$\displaystyle\text {rad}=\frac{s}{r} =\frac{3.11\text { cm}}{12.96\text { cm}} \approx 0.34 \text{ rad}$

and so

$\displaystyle\omega = \frac{a}{t} = \frac {0.34\text{rad}}{sec}$

or is this fog over choppy waters
the notation is kinda well..
Ah okay.
Actually you can distinguish the distance $s$ from seconds $\text{s}$ by italic versus upright.
It's unusual though to use $a$ as an angle. The symbol $a$ is usually an acceleration. Angle is usually denoted as $\phi$ or $\theta$.

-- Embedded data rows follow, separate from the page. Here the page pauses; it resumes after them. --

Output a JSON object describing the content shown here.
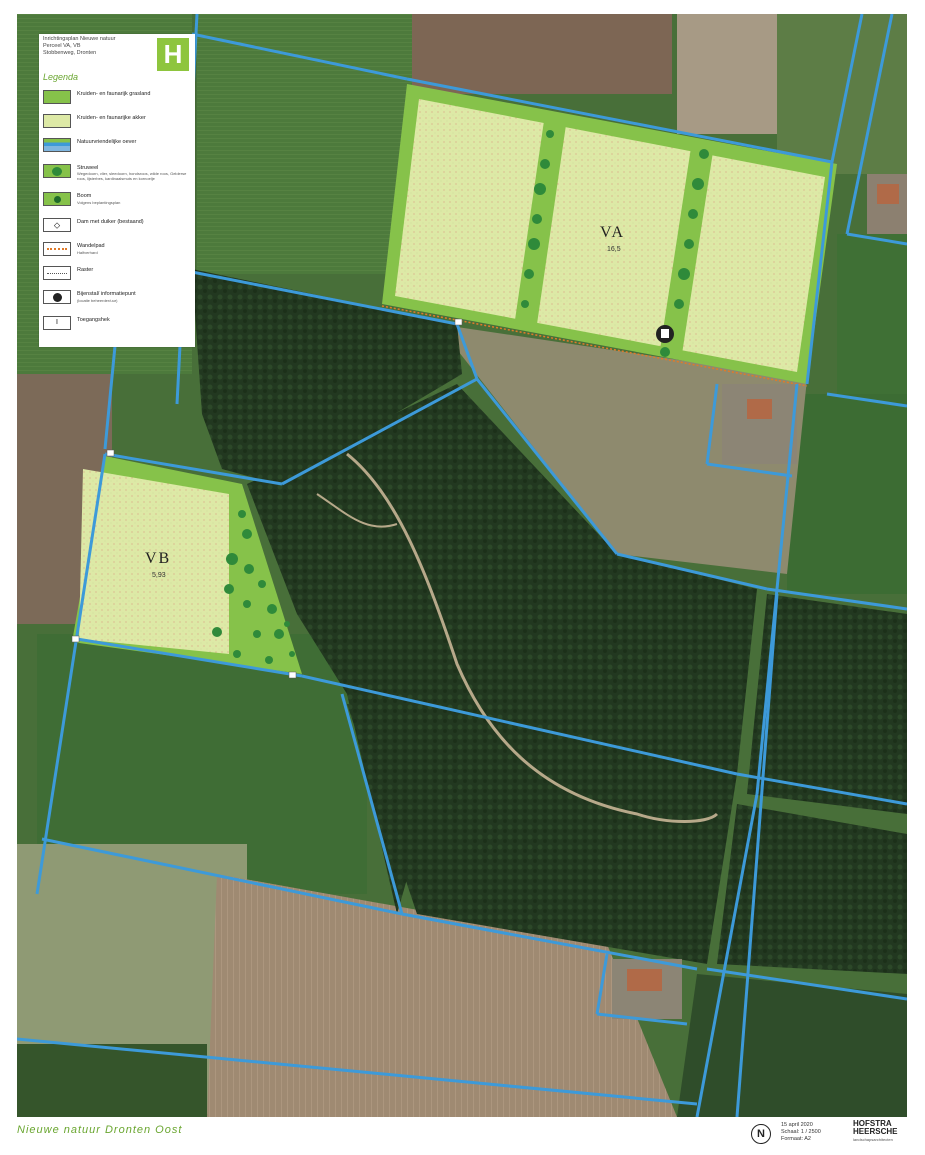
{
  "legend": {
    "header": [
      "Inrichtingsplan Nieuwe natuur",
      "Perceel VA, VB",
      "Stobbenweg, Dronten"
    ],
    "logo": "H",
    "heading": "Legenda",
    "items": [
      {
        "label": "Kruiden- en faunarijk grasland",
        "sub": "",
        "swatch": "grassland"
      },
      {
        "label": "Kruiden- en faunarijke akker",
        "sub": "",
        "swatch": "field"
      },
      {
        "label": "Natuurvriendelijke oever",
        "sub": "",
        "swatch": "bank"
      },
      {
        "label": "Struweel",
        "sub": "Wegedoorn, vlier, sleedoorn, hondsroos, wilde roos, Gelderse roos, lijsterbes, kardinaalsmuts en kornoelje",
        "swatch": "shrub"
      },
      {
        "label": "Boom",
        "sub": "Volgens beplantingsplan",
        "swatch": "tree"
      },
      {
        "label": "Dam met duiker (bestaand)",
        "sub": "",
        "swatch": "dam"
      },
      {
        "label": "Wandelpad",
        "sub": "Halfverhard",
        "swatch": "path"
      },
      {
        "label": "Raster",
        "sub": "",
        "swatch": "fence"
      },
      {
        "label": "Bijenstal/ informatiepunt",
        "sub": "(locatie beheerder/uur)",
        "swatch": "info"
      },
      {
        "label": "Toegangshek",
        "sub": "",
        "swatch": "gate"
      }
    ]
  },
  "parcels": [
    {
      "code": "VA",
      "area": "16,5"
    },
    {
      "code": "VB",
      "area": "5,93"
    }
  ],
  "footer": {
    "title": "Nieuwe natuur Dronten Oost",
    "north": "N",
    "date": "15 april 2020",
    "scale": "Schaal: 1 / 2500",
    "format": "Formaat: A2",
    "firm_line1": "HOFSTRA",
    "firm_line2": "HEERSCHE",
    "firm_sub": "landschapsarchitecten"
  },
  "colors": {
    "water": "#3d9ad9",
    "grassland": "#86c24a",
    "field": "#dde9a6",
    "forest": "#243a22",
    "shrub": "#2f8a3a",
    "path": "#e07a2a"
  }
}
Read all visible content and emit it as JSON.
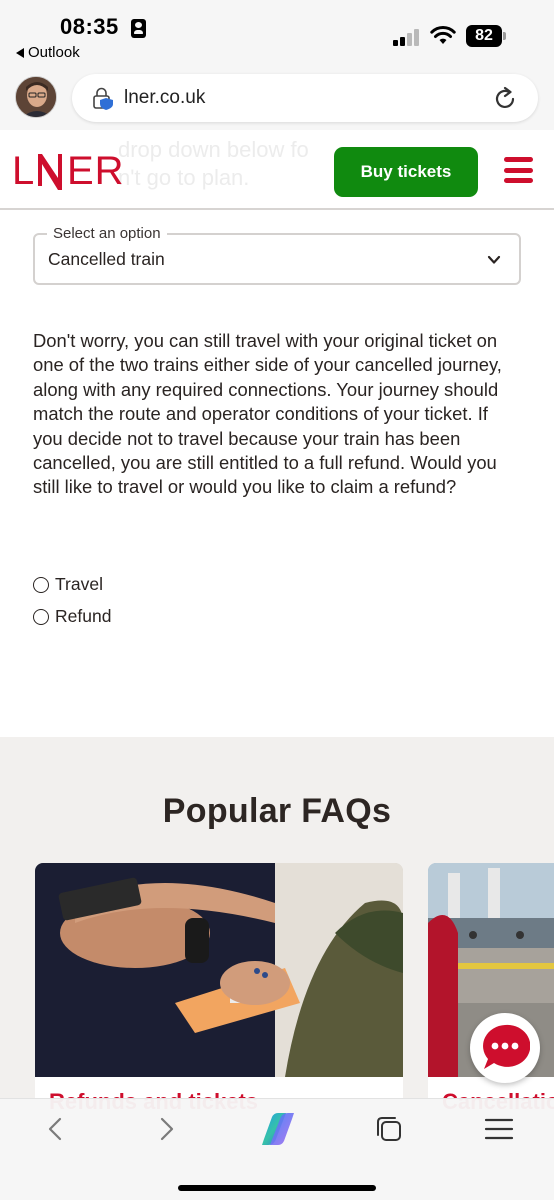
{
  "status_bar": {
    "time": "08:35",
    "back_app": "Outlook",
    "battery": "82"
  },
  "browser": {
    "url": "lner.co.uk"
  },
  "header": {
    "logo_text": "LNER",
    "ghost_text_line1": "drop down below fo",
    "ghost_text_line2": "n't go to plan.",
    "buy_tickets_label": "Buy tickets",
    "brand_color": "#ce0e2d",
    "button_color": "#108a0f"
  },
  "form": {
    "select_label": "Select an option",
    "select_value": "Cancelled train",
    "info_text": "Don't worry, you can still travel with your original ticket on one of the two trains either side of your cancelled journey, along with any required connections. Your journey should match the route and operator conditions of your ticket. If you decide not to travel because your train has been cancelled, you are still entitled to a full refund. Would you still like to travel or would you like to claim a refund?",
    "options": [
      "Travel",
      "Refund"
    ]
  },
  "faq": {
    "title": "Popular FAQs",
    "cards": [
      {
        "title": "Refunds and tickets"
      },
      {
        "title": "Cancellations"
      }
    ]
  },
  "icons": {
    "status": [
      "id-card-icon",
      "signal-icon",
      "wifi-icon",
      "battery-icon"
    ],
    "browser": [
      "lock-icon",
      "reload-icon",
      "back-icon",
      "forward-icon",
      "copilot-icon",
      "tabs-icon",
      "menu-icon"
    ],
    "page": [
      "hamburger-icon",
      "chevron-down-icon",
      "chat-icon"
    ]
  }
}
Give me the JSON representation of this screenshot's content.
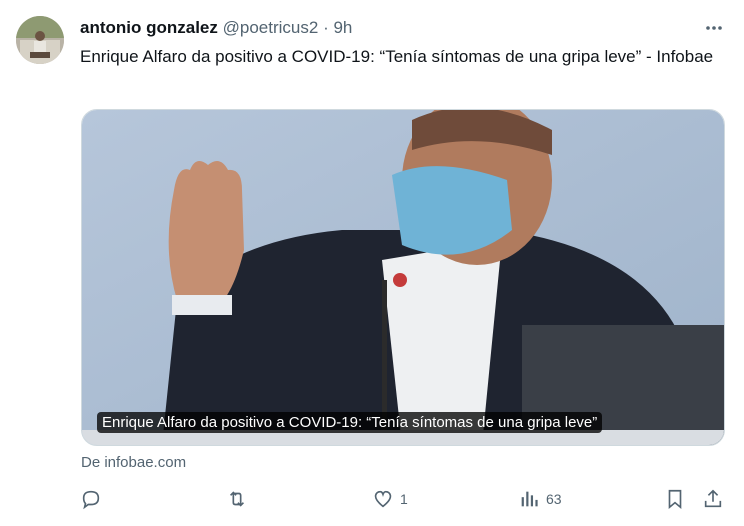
{
  "author": {
    "name": "antonio gonzalez",
    "handle": "@poetricus2",
    "separator": "·",
    "time": "9h"
  },
  "tweet": {
    "text": "Enrique Alfaro da positivo a COVID-19: “Tenía síntomas de una gripa leve” - Infobae"
  },
  "card": {
    "caption": "Enrique Alfaro da positivo a COVID-19: “Tenía síntomas de una gripa leve”",
    "source": "De infobae.com"
  },
  "actions": {
    "reply_count": "",
    "retweet_count": "",
    "like_count": "1",
    "view_count": "63"
  },
  "colors": {
    "text": "#0f1419",
    "secondary": "#536471",
    "border": "#cfd9de"
  },
  "icons": [
    "avatar",
    "more-icon",
    "reply-icon",
    "retweet-icon",
    "like-icon",
    "views-icon",
    "bookmark-icon",
    "share-icon"
  ]
}
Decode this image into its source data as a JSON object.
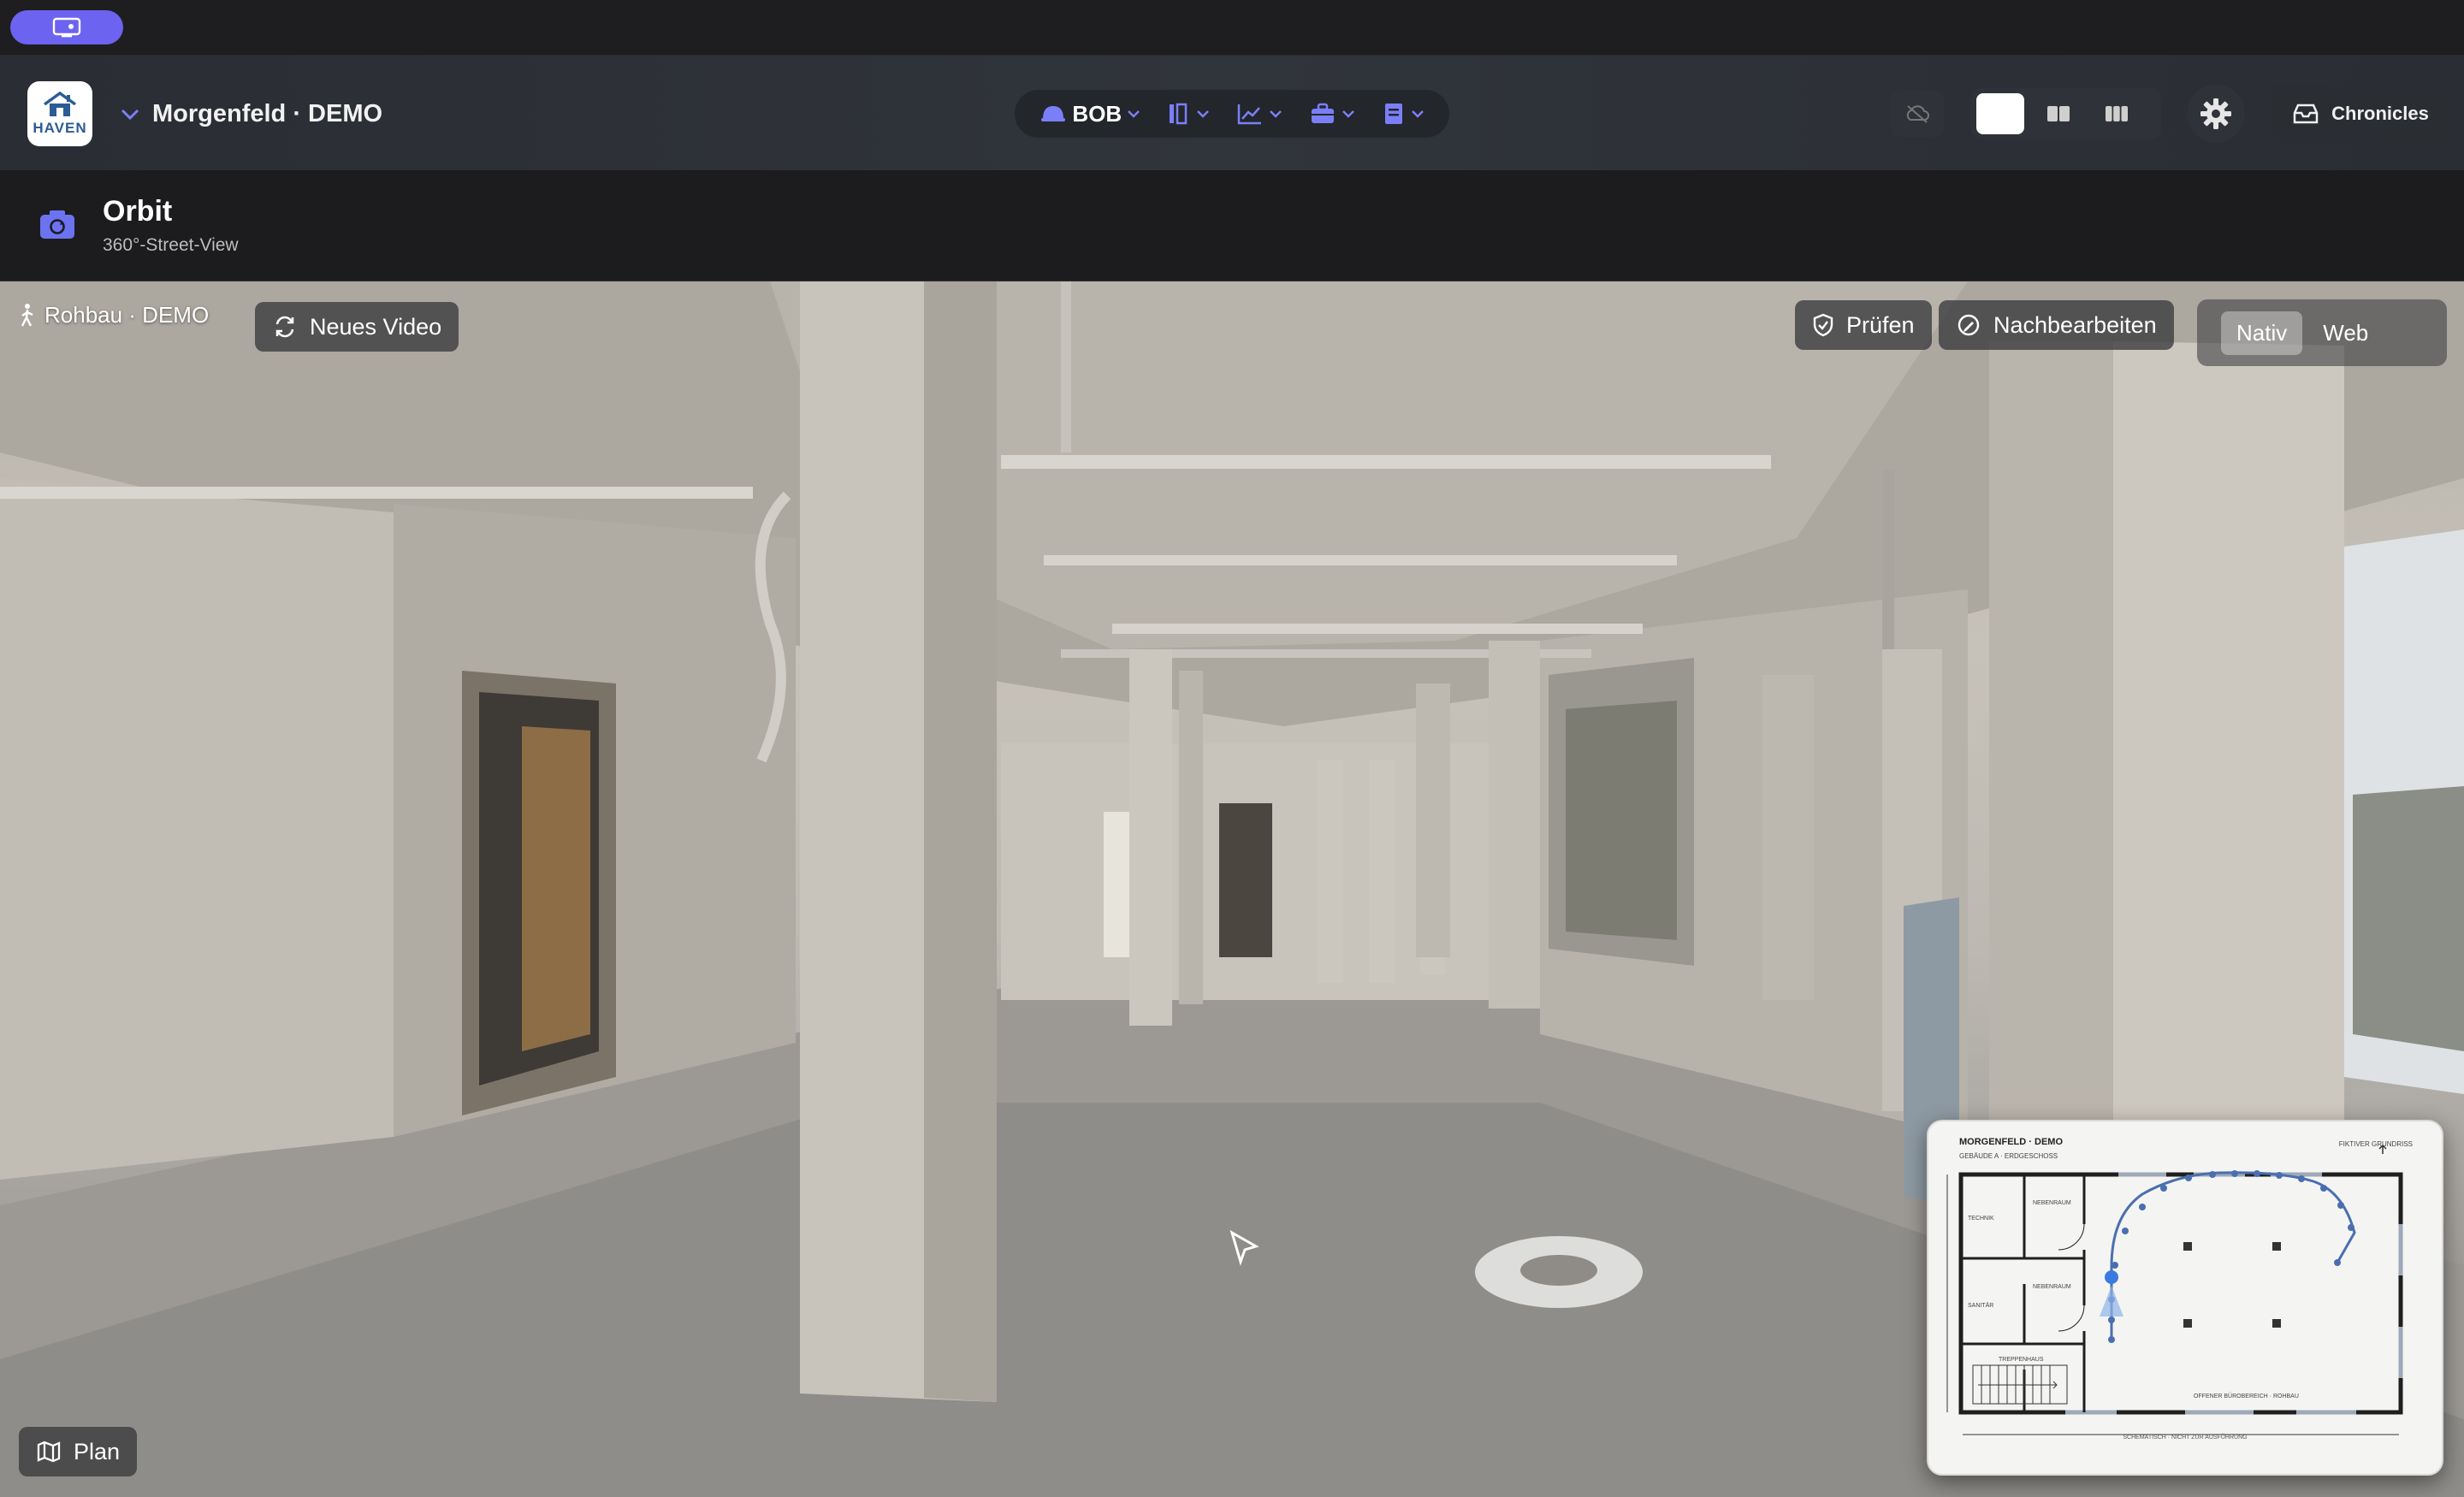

Anyway, what you should have is that in a period of $t=1\text{ s}$ the belt travels a distance $s=3.11\text { cm}$ along a radius $r=12.96\text { cm}$.
The corresponding angle is:
$$a =\frac{s}{r} =\frac{3.11\text { cm}}{12.96\text { cm}} = 0.24 \text{ rad}$$
Therefore the corresponding angular speed is:
$$\omega = \frac{a}{t} = 0.24 \frac {\text{rad}}{\text{s}}$$


Alternatively you could say that in a period of $t=18\text{ s}$ the belt travels a distance $s=56\text{ cm}$ along a radius of $r=12.96\text { cm}$.
Then the corresponding angle is:
$$a =\frac{s}{r} =\frac{56\text { cm}}{12.96\text { cm}} = \frac{56}{12.96} \text{ rad}$$
And the corresponding angular speed is:
$$\omega = \frac{a}{t} = \frac {\frac{56}{12.96}}{18} \frac{\text{rad}}{\text{s}} = 0.24 \frac {\text{rad}}{\text{s}}$$
 

karush

Well-known member
Jan 31, 2012
2,714
OK, think i am getting the picture... so .24 not .34 calc error

you were a great help these text books are sometimes shy on info to understand....

I post a couple more of these to make sure I have it down...